**About this exercise:**
Each entry should be copied as it stands, leaving the pictures behind.
[[ Data to examine open ]]
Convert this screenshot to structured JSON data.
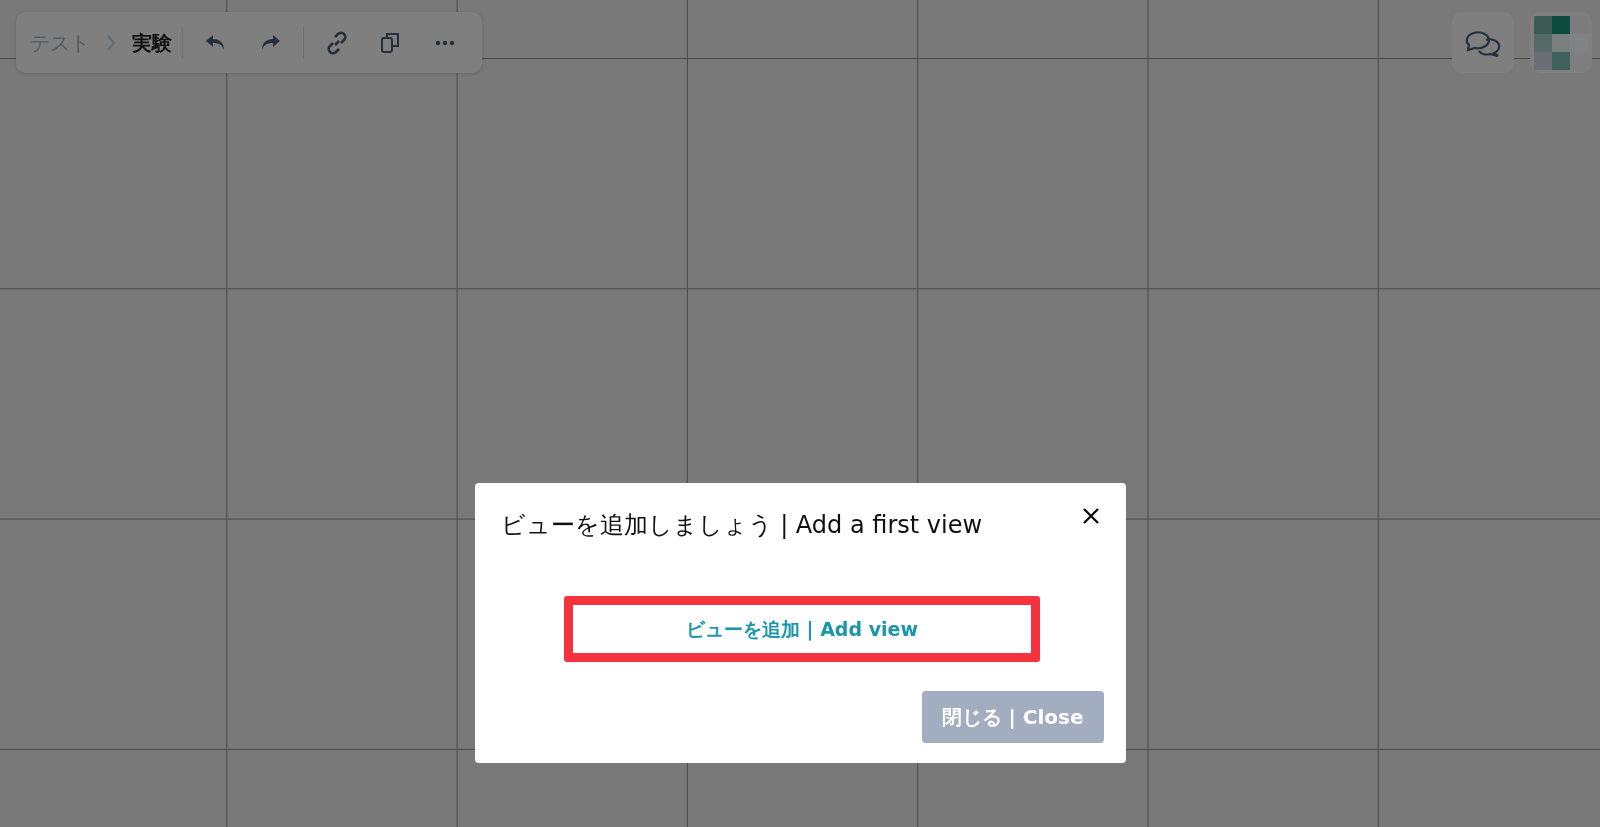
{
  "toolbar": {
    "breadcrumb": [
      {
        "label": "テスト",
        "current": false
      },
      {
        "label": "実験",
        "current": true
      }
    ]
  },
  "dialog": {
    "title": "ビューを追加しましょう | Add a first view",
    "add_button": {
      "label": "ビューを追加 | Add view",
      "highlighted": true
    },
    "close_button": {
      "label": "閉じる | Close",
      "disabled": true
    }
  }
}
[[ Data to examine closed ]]
**Answer section:**
Convert this screenshot to structured JSON data.
{
  "toolbar": {
    "breadcrumb": [
      {
        "label": "テスト",
        "current": false
      },
      {
        "label": "実験",
        "current": true
      }
    ]
  },
  "dialog": {
    "title": "ビューを追加しましょう | Add a first view",
    "add_button": {
      "label": "ビューを追加 | Add view",
      "highlighted": true
    },
    "close_button": {
      "label": "閉じる | Close",
      "disabled": true
    }
  }
}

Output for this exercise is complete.